• **Data for analysis**:
Content starts

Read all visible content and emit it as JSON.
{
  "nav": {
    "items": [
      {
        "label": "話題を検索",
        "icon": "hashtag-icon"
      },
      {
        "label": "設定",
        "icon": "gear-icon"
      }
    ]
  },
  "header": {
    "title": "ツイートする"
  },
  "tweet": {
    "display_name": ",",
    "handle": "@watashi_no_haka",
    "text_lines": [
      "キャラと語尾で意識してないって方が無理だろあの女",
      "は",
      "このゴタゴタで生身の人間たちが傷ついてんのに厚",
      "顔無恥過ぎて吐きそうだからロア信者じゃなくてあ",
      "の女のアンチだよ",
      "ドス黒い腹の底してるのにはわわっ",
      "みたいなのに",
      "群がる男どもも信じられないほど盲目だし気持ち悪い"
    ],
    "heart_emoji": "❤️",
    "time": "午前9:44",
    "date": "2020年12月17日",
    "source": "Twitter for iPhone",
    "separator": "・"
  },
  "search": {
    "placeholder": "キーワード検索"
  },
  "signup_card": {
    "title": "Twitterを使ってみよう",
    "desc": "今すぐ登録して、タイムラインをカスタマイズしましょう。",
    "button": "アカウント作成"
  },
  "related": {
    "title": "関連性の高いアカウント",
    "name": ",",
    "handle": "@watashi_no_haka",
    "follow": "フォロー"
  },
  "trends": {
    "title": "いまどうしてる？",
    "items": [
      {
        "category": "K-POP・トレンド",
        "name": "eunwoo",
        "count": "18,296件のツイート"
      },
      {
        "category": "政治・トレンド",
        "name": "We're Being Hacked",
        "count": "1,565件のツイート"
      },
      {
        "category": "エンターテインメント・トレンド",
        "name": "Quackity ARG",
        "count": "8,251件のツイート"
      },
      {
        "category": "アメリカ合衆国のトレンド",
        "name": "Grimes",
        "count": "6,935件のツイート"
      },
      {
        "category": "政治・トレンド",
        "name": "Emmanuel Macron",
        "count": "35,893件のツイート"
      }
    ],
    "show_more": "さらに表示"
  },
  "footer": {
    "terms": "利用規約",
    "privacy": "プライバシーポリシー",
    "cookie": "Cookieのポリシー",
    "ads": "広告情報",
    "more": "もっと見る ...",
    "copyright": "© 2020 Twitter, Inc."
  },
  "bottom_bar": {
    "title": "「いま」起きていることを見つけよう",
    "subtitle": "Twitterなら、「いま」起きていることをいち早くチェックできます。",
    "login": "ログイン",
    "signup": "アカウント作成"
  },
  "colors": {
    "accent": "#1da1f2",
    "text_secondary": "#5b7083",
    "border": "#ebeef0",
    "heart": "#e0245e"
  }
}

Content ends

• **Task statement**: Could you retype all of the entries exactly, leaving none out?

• **Exercise response**:
Read all visible content and emit it as JSON.
{
  "nav": {
    "items": [
      {
        "label": "話題を検索",
        "icon": "hashtag-icon"
      },
      {
        "label": "設定",
        "icon": "gear-icon"
      }
    ]
  },
  "header": {
    "title": "ツイートする"
  },
  "tweet": {
    "display_name": ",",
    "handle": "@watashi_no_haka",
    "text_lines": [
      "キャラと語尾で意識してないって方が無理だろあの女",
      "は",
      "このゴタゴタで生身の人間たちが傷ついてんのに厚",
      "顔無恥過ぎて吐きそうだからロア信者じゃなくてあ",
      "の女のアンチだよ",
      "ドス黒い腹の底してるのにはわわっ",
      "みたいなのに",
      "群がる男どもも信じられないほど盲目だし気持ち悪い"
    ],
    "heart_emoji": "❤️",
    "time": "午前9:44",
    "date": "2020年12月17日",
    "source": "Twitter for iPhone",
    "separator": "・"
  },
  "search": {
    "placeholder": "キーワード検索"
  },
  "signup_card": {
    "title": "Twitterを使ってみよう",
    "desc": "今すぐ登録して、タイムラインをカスタマイズしましょう。",
    "button": "アカウント作成"
  },
  "related": {
    "title": "関連性の高いアカウント",
    "name": ",",
    "handle": "@watashi_no_haka",
    "follow": "フォロー"
  },
  "trends": {
    "title": "いまどうしてる？",
    "items": [
      {
        "category": "K-POP・トレンド",
        "name": "eunwoo",
        "count": "18,296件のツイート"
      },
      {
        "category": "政治・トレンド",
        "name": "We're Being Hacked",
        "count": "1,565件のツイート"
      },
      {
        "category": "エンターテインメント・トレンド",
        "name": "Quackity ARG",
        "count": "8,251件のツイート"
      },
      {
        "category": "アメリカ合衆国のトレンド",
        "name": "Grimes",
        "count": "6,935件のツイート"
      },
      {
        "category": "政治・トレンド",
        "name": "Emmanuel Macron",
        "count": "35,893件のツイート"
      }
    ],
    "show_more": "さらに表示"
  },
  "footer": {
    "terms": "利用規約",
    "privacy": "プライバシーポリシー",
    "cookie": "Cookieのポリシー",
    "ads": "広告情報",
    "more": "もっと見る ...",
    "copyright": "© 2020 Twitter, Inc."
  },
  "bottom_bar": {
    "title": "「いま」起きていることを見つけよう",
    "subtitle": "Twitterなら、「いま」起きていることをいち早くチェックできます。",
    "login": "ログイン",
    "signup": "アカウント作成"
  },
  "colors": {
    "accent": "#1da1f2",
    "text_secondary": "#5b7083",
    "border": "#ebeef0",
    "heart": "#e0245e"
  }
}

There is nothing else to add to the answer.